The road to sainthood is a little wider now, thanks to Pope Francis’ approval of a fourth pathway to possible canonization—the giving of one’s life in a heroic act of service to others.
We applaud this action, made public in an apostolic letter after nearly three years of consideration by the Vatican Congregation for Saints’ Causes, because it recognizes the heroic sacrifices of those who willingly risked their lives, and died as a result, in selfless service to others.
Who might fall into this category?
Missionaries, both religious and lay, who volunteer to serve those left behind to subsist in dangerous, strife-torn parts of the world, standing up to militants who threaten their charges; doctors, nurses and other medical personnel who care for victims of deadly infectious diseases (ebola comes to mind) in primitive field hospitals and similar settings; pregnant mothers diagnosed with serious illness who forgo lifesaving treatment to avoid harming the unborn baby.
There are people who might jump onto a subway track in the path of an oncoming train to rescue someone who has fallen; and those who rush into burning houses to pull out a loved one trapped inside, knowing they stood little or no chance to escape themselves.
They are people who did not neatly fit into the traditional categories of martyrdom or heroic virtues that have long applied to sainthood candidates.
Archbishop Marcello Bartolucci, secretary of the Congregation for Saints’ Causes, said the addition is meant “to promote heroic Christian testimony, (that has been) up to now without a specific process” for moving toward beatification.
For centuries, consideration for the sainthood process required that a Servant of God heroically lived a life of Christian virtues or had been martyred for the faith. The third, less common way, is called an equivalent or equipollent canonization: when there is evidence of strong devotion among the faithful to a holy man or woman, the pope can waive a lengthy formal canonical investigation and can authorize their veneration as saints.
While these three roads to sainthood remain unchanged, they were not adequate “for interpreting all possible cases” of holiness, said Archbishop Bartolucci, writing in the Vatican newspaper, L’Osservatore Romano.
Any candidates for beatification under the new standard would have to meet certain criteria: There must be a free and willing offer of one’s life and a heroic acceptance, out of love, of a certain and early death; and the heroic act of charity and the premature death are connected. There must be evidence of having lived out the Christian virtues—at least in an ordinary, and not necessarily heroic, way—before having offered one’s life to others and until one’s death, as well as evidence of a reputation for holiness, at least after death.

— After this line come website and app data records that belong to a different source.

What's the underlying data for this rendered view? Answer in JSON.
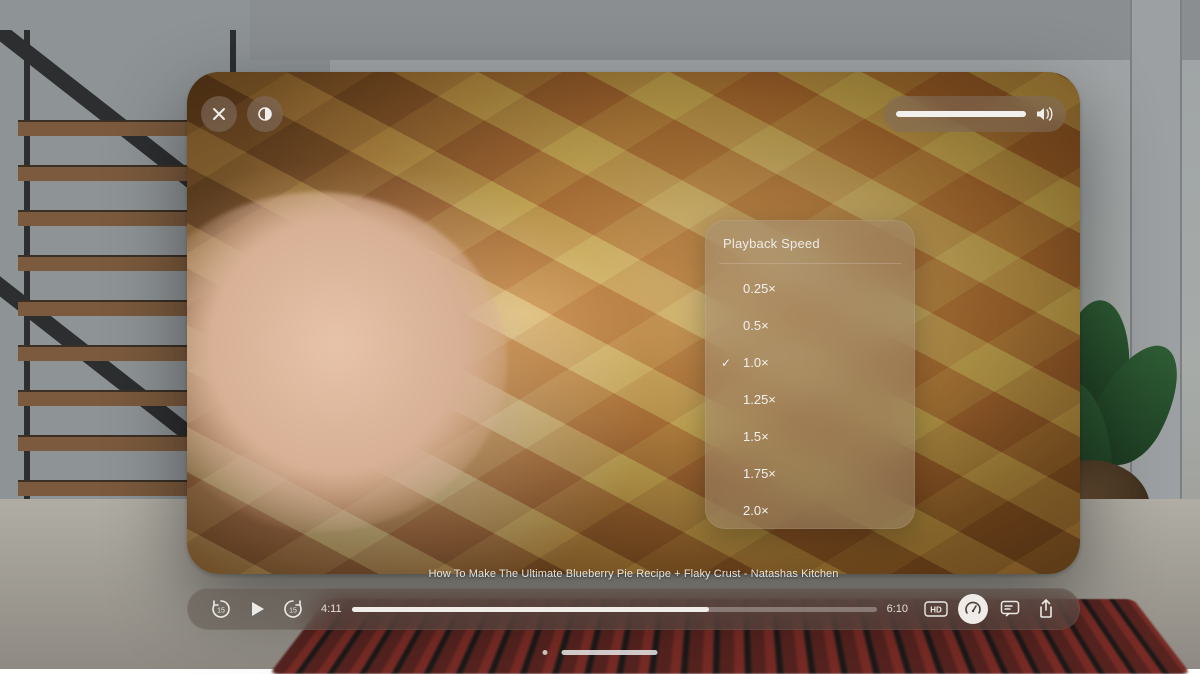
{
  "video": {
    "title": "How To Make The Ultimate Blueberry Pie Recipe + Flaky Crust - Natashas Kitchen"
  },
  "playback": {
    "current_time": "4:11",
    "duration": "6:10",
    "progress_pct": 68,
    "skip_back_seconds": "15",
    "skip_fwd_seconds": "15",
    "hd_label": "HD"
  },
  "speed_menu": {
    "title": "Playback Speed",
    "selected": "1.0×",
    "options": [
      "0.25×",
      "0.5×",
      "1.0×",
      "1.25×",
      "1.5×",
      "1.75×",
      "2.0×"
    ]
  },
  "volume": {
    "level_pct": 100
  }
}
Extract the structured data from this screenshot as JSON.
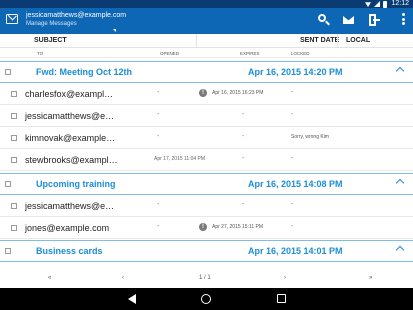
{
  "status_bar": {
    "time": "12:12"
  },
  "app_bar": {
    "account": "jessicamatthews@example.com",
    "subtitle": "Manage Messages"
  },
  "columns": {
    "subject": "SUBJECT",
    "sent_date": "SENT DATE",
    "local": "LOCAL",
    "to": "TO",
    "opened": "OPENED",
    "expires": "EXPIRES",
    "locked": "LOCKED"
  },
  "groups": [
    {
      "title": "Fwd: Meeting Oct 12th",
      "date": "Apr 16, 2015 14:20 PM",
      "rows": [
        {
          "to": "charlesfox@exampl…",
          "opened": "-",
          "warn": true,
          "expires": "Apr 16, 2015 16:23 PM",
          "locked": "-"
        },
        {
          "to": "jessicamatthews@e…",
          "opened": "-",
          "warn": false,
          "expires": "-",
          "locked": "-"
        },
        {
          "to": "kimnovak@example…",
          "opened": "-",
          "warn": false,
          "expires": "-",
          "locked": "Sorry, wrong Kim"
        },
        {
          "to": "stewbrooks@exampl…",
          "opened": "Apr 17, 2015 11:04 PM",
          "warn": false,
          "expires": "-",
          "locked": "-"
        }
      ]
    },
    {
      "title": "Upcoming training",
      "date": "Apr 16, 2015 14:08 PM",
      "rows": [
        {
          "to": "jessicamatthews@e…",
          "opened": "-",
          "warn": false,
          "expires": "-",
          "locked": "-"
        },
        {
          "to": "jones@example.com",
          "opened": "-",
          "warn": true,
          "expires": "Apr 27, 2015 15:11 PM",
          "locked": "-"
        }
      ]
    },
    {
      "title": "Business cards",
      "date": "Apr 16, 2015 14:01 PM",
      "rows": []
    }
  ],
  "pager": {
    "first": "«",
    "prev": "‹",
    "page": "1 / 1",
    "next": "›",
    "last": "»"
  },
  "warn_glyph": "!"
}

And, as always, a miracle attributed to the candidate’s intercession is needed for beatification.
We’re sure that the candidates proposed under this new category will indeed be worthy of the title of the pope’s apostolic letter, issued as a moto proprio. The title, from the Gospel according to St. John (15:13) is: “No one has greater love than this, to lay down one’s life for one’s friends.”
A perfect description of a saint.